# TASK REQUIREMENTS:
The records that follow should be copied out exactly, pictures excluded.

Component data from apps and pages
********
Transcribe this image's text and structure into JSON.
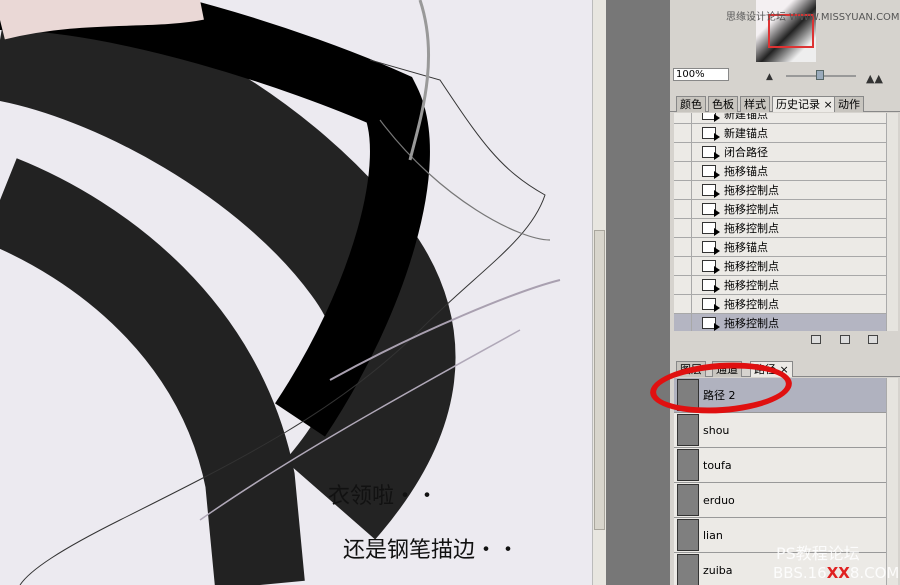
{
  "canvas": {
    "caption1": "衣领啦・・",
    "caption2": "还是钢笔描边・・"
  },
  "navigator": {
    "watermark": "思缘设计论坛 WWW.MISSYUAN.COM",
    "zoom": "100%"
  },
  "history_panel": {
    "tabs": [
      "颜色",
      "色板",
      "样式",
      "历史记录",
      "动作"
    ],
    "active_tab": "历史记录",
    "items": [
      "新建锚点",
      "新建锚点",
      "闭合路径",
      "拖移锚点",
      "拖移控制点",
      "拖移控制点",
      "拖移控制点",
      "拖移锚点",
      "拖移控制点",
      "拖移控制点",
      "拖移控制点",
      "拖移控制点"
    ],
    "selected_index": 11
  },
  "paths_panel": {
    "tabs": [
      "图层",
      "通道",
      "路径"
    ],
    "active_tab": "路径",
    "items": [
      "路径 2",
      "shou",
      "toufa",
      "erduo",
      "lian",
      "zuiba"
    ],
    "selected_index": 0
  },
  "watermark": {
    "line1": "PS教程论坛",
    "line2a": "BBS.16",
    "line2b": "XX",
    "line2c": "8.COM"
  },
  "colors": {
    "annotation": "#e01010",
    "selection": "#b0b2bf"
  }
}
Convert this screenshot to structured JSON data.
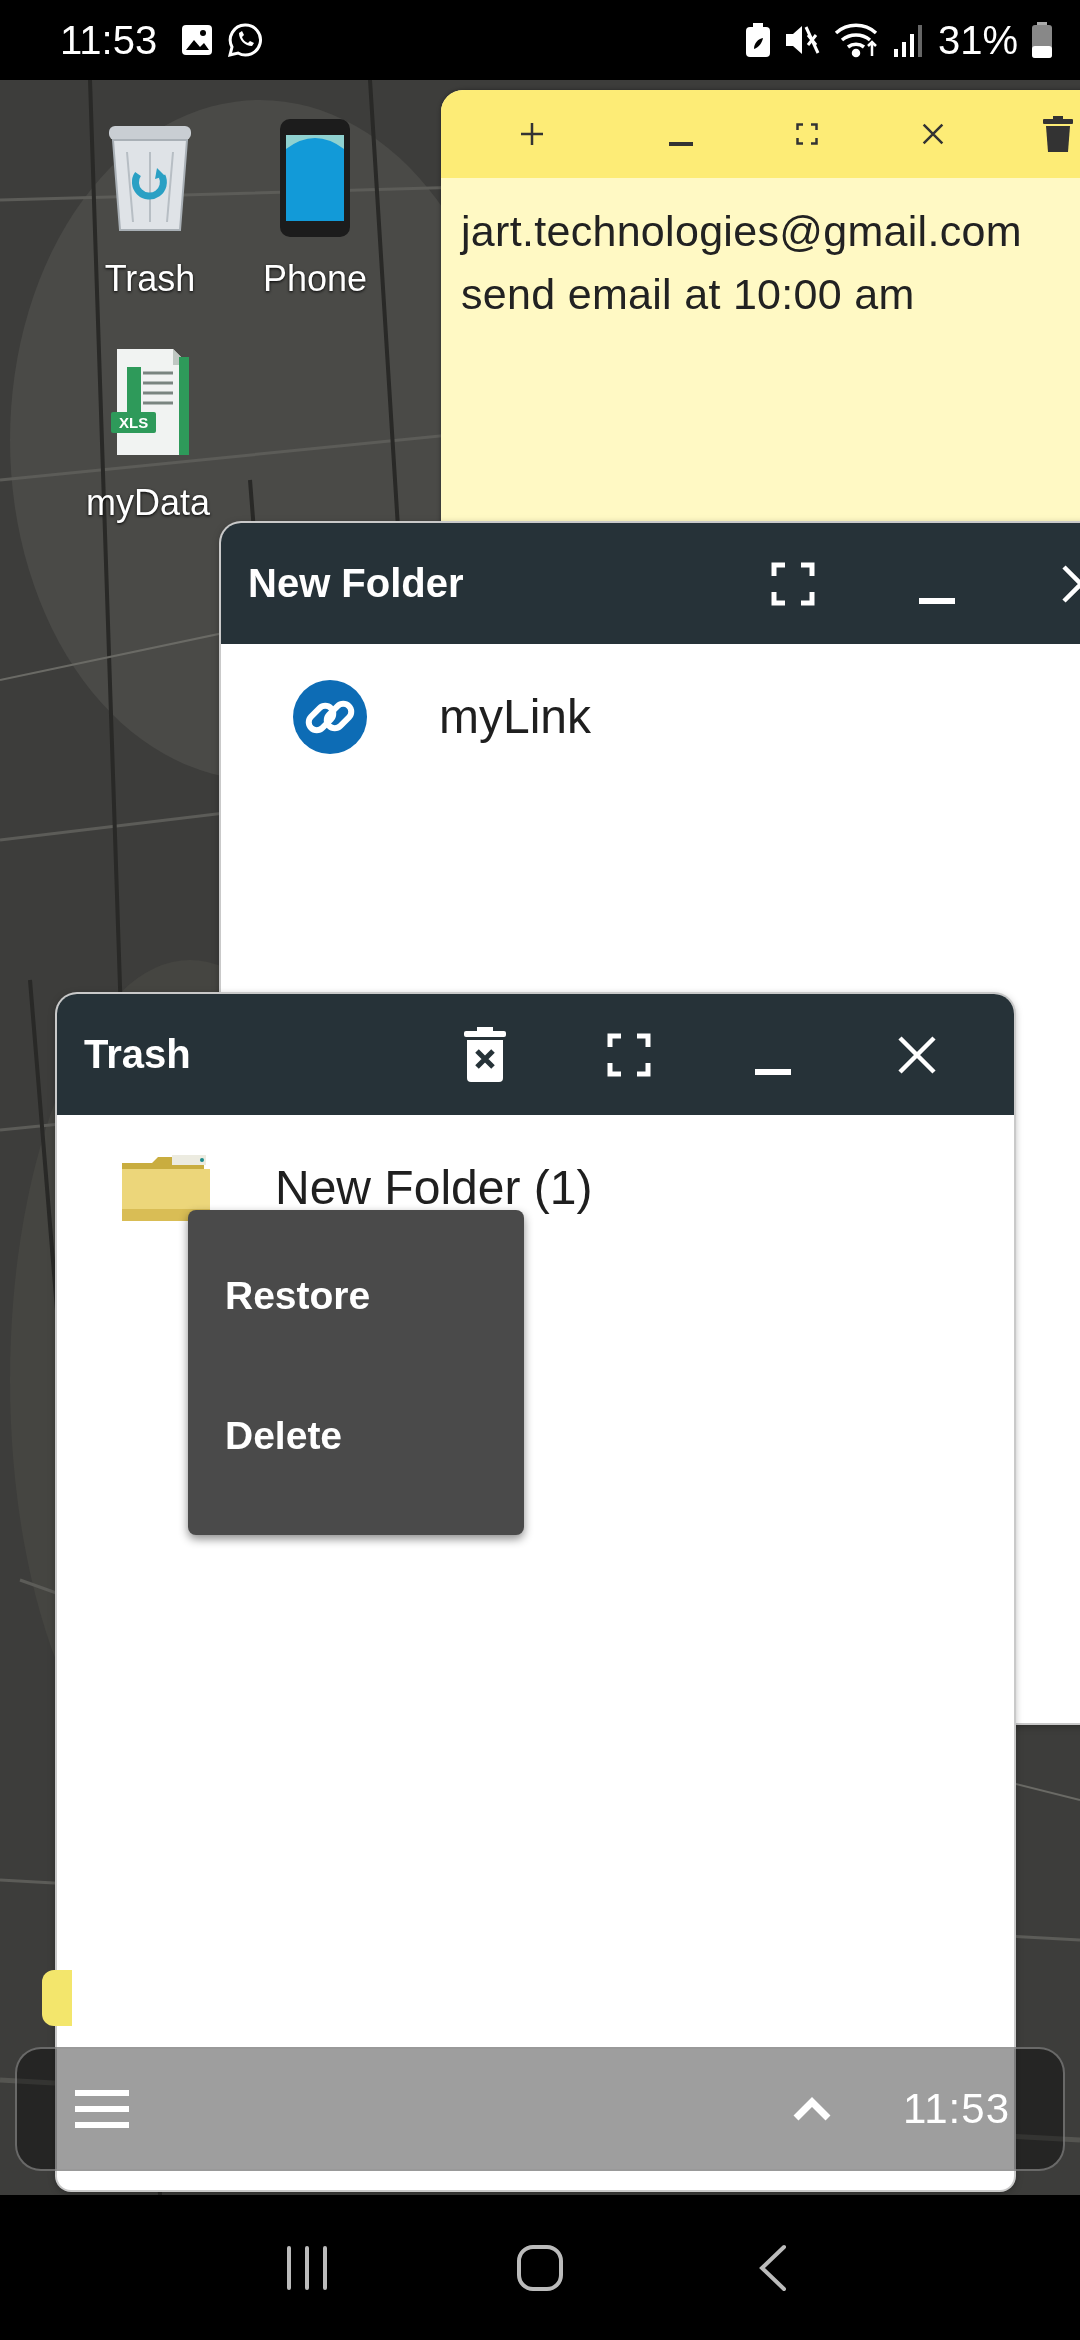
{
  "status_bar": {
    "time": "11:53",
    "battery": "31%"
  },
  "desktop_icons": [
    {
      "label": "Trash",
      "kind": "trash"
    },
    {
      "label": "Phone",
      "kind": "phone"
    },
    {
      "label": "myData",
      "kind": "spreadsheet",
      "badge": "XLS"
    }
  ],
  "note": {
    "lines": [
      "jart.technologies@gmail.com",
      "send email at 10:00 am"
    ]
  },
  "folder_window": {
    "title": "New Folder",
    "items": [
      {
        "label": "myLink",
        "kind": "link"
      }
    ]
  },
  "trash_window": {
    "title": "Trash",
    "items": [
      {
        "label": "New Folder (1)",
        "kind": "folder"
      }
    ]
  },
  "context_menu": {
    "items": [
      "Restore",
      "Delete"
    ]
  },
  "taskbar": {
    "time": "11:53"
  }
}
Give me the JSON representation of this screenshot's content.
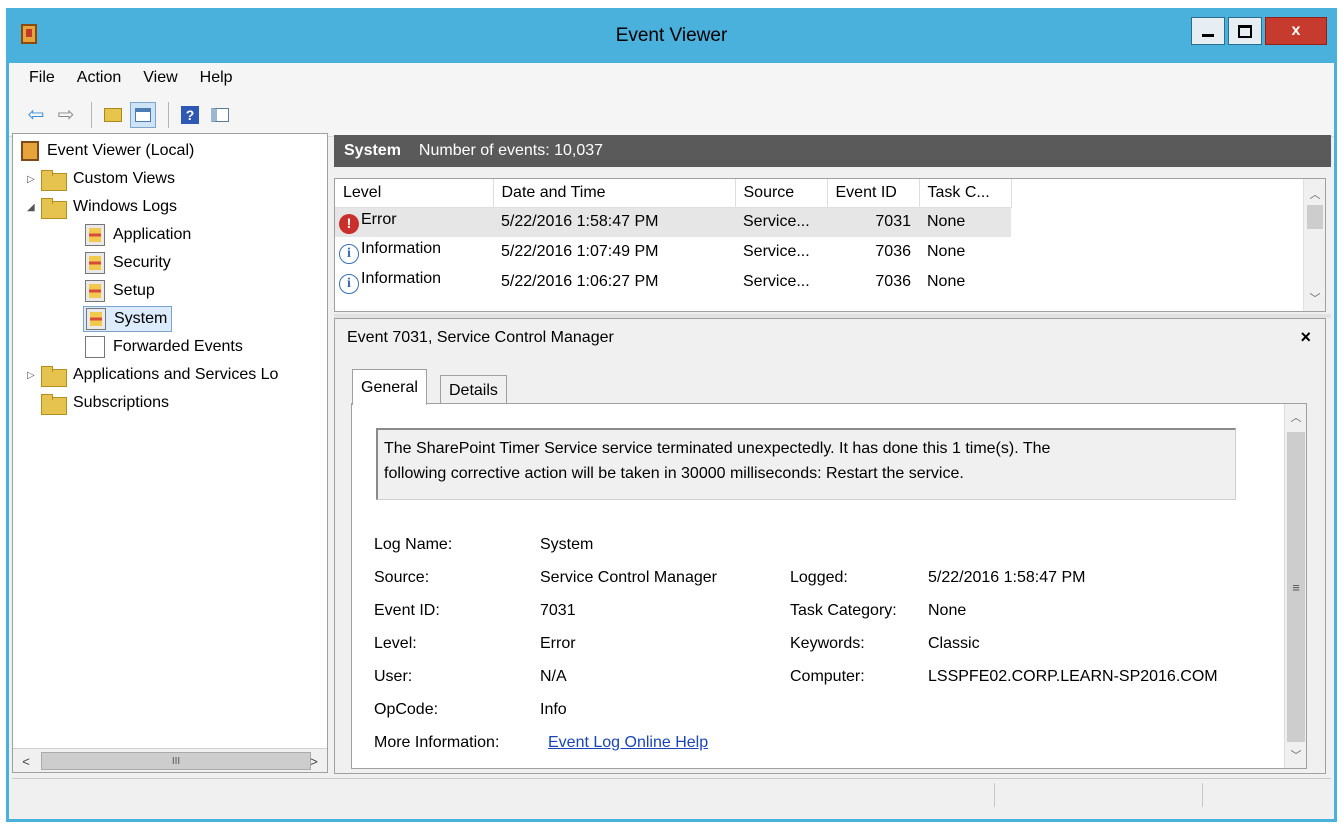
{
  "window": {
    "title": "Event Viewer"
  },
  "menu": [
    "File",
    "Action",
    "View",
    "Help"
  ],
  "toolbar": {
    "back_glyph": "⇦",
    "forward_glyph": "⇨",
    "help_glyph": "?"
  },
  "tree": {
    "root": "Event Viewer (Local)",
    "custom_views": "Custom Views",
    "windows_logs": "Windows Logs",
    "application": "Application",
    "security": "Security",
    "setup": "Setup",
    "system": "System",
    "forwarded": "Forwarded Events",
    "apps_services": "Applications and Services Lo",
    "subscriptions": "Subscriptions",
    "scroll_left": "<",
    "scroll_right": ">",
    "scroll_grip": "III"
  },
  "log_header": {
    "name": "System",
    "count_text": "Number of events: 10,037"
  },
  "events": {
    "columns": [
      "Level",
      "Date and Time",
      "Source",
      "Event ID",
      "Task C..."
    ],
    "rows": [
      {
        "level": "Error",
        "date": "5/22/2016 1:58:47 PM",
        "source": "Service...",
        "id": "7031",
        "task": "None"
      },
      {
        "level": "Information",
        "date": "5/22/2016 1:07:49 PM",
        "source": "Service...",
        "id": "7036",
        "task": "None"
      },
      {
        "level": "Information",
        "date": "5/22/2016 1:06:27 PM",
        "source": "Service...",
        "id": "7036",
        "task": "None"
      }
    ]
  },
  "detail": {
    "title": "Event 7031, Service Control Manager",
    "close": "×",
    "tabs": [
      "General",
      "Details"
    ],
    "message_line1": "The SharePoint Timer Service service terminated unexpectedly.  It has done this 1 time(s).  The",
    "message_line2": "following corrective action will be taken in 30000 milliseconds: Restart the service.",
    "labels": {
      "log_name": "Log Name:",
      "source": "Source:",
      "event_id": "Event ID:",
      "level": "Level:",
      "user": "User:",
      "opcode": "OpCode:",
      "more_info": "More Information:",
      "logged": "Logged:",
      "task_category": "Task Category:",
      "keywords": "Keywords:",
      "computer": "Computer:"
    },
    "values": {
      "log_name": "System",
      "source": "Service Control Manager",
      "event_id": "7031",
      "level": "Error",
      "user": "N/A",
      "opcode": "Info",
      "more_info": "Event Log Online Help",
      "logged": "5/22/2016 1:58:47 PM",
      "task_category": "None",
      "keywords": "Classic",
      "computer": "LSSPFE02.CORP.LEARN-SP2016.COM"
    }
  }
}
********
# PROBLEM SOLUTION:
Transcribe this image's text and structure into JSON.
{
  "canvas": {
    "caption1": "衣领啦・・",
    "caption2": "还是钢笔描边・・"
  },
  "navigator": {
    "watermark": "思缘设计论坛 WWW.MISSYUAN.COM",
    "zoom": "100%"
  },
  "history_panel": {
    "tabs": [
      "颜色",
      "色板",
      "样式",
      "历史记录",
      "动作"
    ],
    "active_tab": "历史记录",
    "items": [
      "新建锚点",
      "新建锚点",
      "闭合路径",
      "拖移锚点",
      "拖移控制点",
      "拖移控制点",
      "拖移控制点",
      "拖移锚点",
      "拖移控制点",
      "拖移控制点",
      "拖移控制点",
      "拖移控制点"
    ],
    "selected_index": 11
  },
  "paths_panel": {
    "tabs": [
      "图层",
      "通道",
      "路径"
    ],
    "active_tab": "路径",
    "items": [
      "路径 2",
      "shou",
      "toufa",
      "erduo",
      "lian",
      "zuiba"
    ],
    "selected_index": 0
  },
  "watermark": {
    "line1": "PS教程论坛",
    "line2a": "BBS.16",
    "line2b": "XX",
    "line2c": "8.COM"
  },
  "colors": {
    "annotation": "#e01010",
    "selection": "#b0b2bf"
  }
}
Convert this screenshot to structured JSON data.
{
  "status_bar": {
    "time": "11:53",
    "battery": "31%"
  },
  "desktop_icons": [
    {
      "label": "Trash",
      "kind": "trash"
    },
    {
      "label": "Phone",
      "kind": "phone"
    },
    {
      "label": "myData",
      "kind": "spreadsheet",
      "badge": "XLS"
    }
  ],
  "note": {
    "lines": [
      "jart.technologies@gmail.com",
      "send email at 10:00 am"
    ]
  },
  "folder_window": {
    "title": "New Folder",
    "items": [
      {
        "label": "myLink",
        "kind": "link"
      }
    ]
  },
  "trash_window": {
    "title": "Trash",
    "items": [
      {
        "label": "New Folder (1)",
        "kind": "folder"
      }
    ]
  },
  "context_menu": {
    "items": [
      "Restore",
      "Delete"
    ]
  },
  "taskbar": {
    "time": "11:53"
  }
}
Give me the JSON representation of this screenshot's content.
{
  "window": {
    "title": "Event Viewer"
  },
  "menu": [
    "File",
    "Action",
    "View",
    "Help"
  ],
  "toolbar": {
    "back_glyph": "⇦",
    "forward_glyph": "⇨",
    "help_glyph": "?"
  },
  "tree": {
    "root": "Event Viewer (Local)",
    "custom_views": "Custom Views",
    "windows_logs": "Windows Logs",
    "application": "Application",
    "security": "Security",
    "setup": "Setup",
    "system": "System",
    "forwarded": "Forwarded Events",
    "apps_services": "Applications and Services Lo",
    "subscriptions": "Subscriptions",
    "scroll_left": "<",
    "scroll_right": ">",
    "scroll_grip": "III"
  },
  "log_header": {
    "name": "System",
    "count_text": "Number of events: 10,037"
  },
  "events": {
    "columns": [
      "Level",
      "Date and Time",
      "Source",
      "Event ID",
      "Task C..."
    ],
    "rows": [
      {
        "level": "Error",
        "date": "5/22/2016 1:58:47 PM",
        "source": "Service...",
        "id": "7031",
        "task": "None"
      },
      {
        "level": "Information",
        "date": "5/22/2016 1:07:49 PM",
        "source": "Service...",
        "id": "7036",
        "task": "None"
      },
      {
        "level": "Information",
        "date": "5/22/2016 1:06:27 PM",
        "source": "Service...",
        "id": "7036",
        "task": "None"
      }
    ]
  },
  "detail": {
    "title": "Event 7031, Service Control Manager",
    "close": "×",
    "tabs": [
      "General",
      "Details"
    ],
    "message_line1": "The SharePoint Timer Service service terminated unexpectedly.  It has done this 1 time(s).  The",
    "message_line2": "following corrective action will be taken in 30000 milliseconds: Restart the service.",
    "labels": {
      "log_name": "Log Name:",
      "source": "Source:",
      "event_id": "Event ID:",
      "level": "Level:",
      "user": "User:",
      "opcode": "OpCode:",
      "more_info": "More Information:",
      "logged": "Logged:",
      "task_category": "Task Category:",
      "keywords": "Keywords:",
      "computer": "Computer:"
    },
    "values": {
      "log_name": "System",
      "source": "Service Control Manager",
      "event_id": "7031",
      "level": "Error",
      "user": "N/A",
      "opcode": "Info",
      "more_info": "Event Log Online Help",
      "logged": "5/22/2016 1:58:47 PM",
      "task_category": "None",
      "keywords": "Classic",
      "computer": "LSSPFE02.CORP.LEARN-SP2016.COM"
    }
  }
}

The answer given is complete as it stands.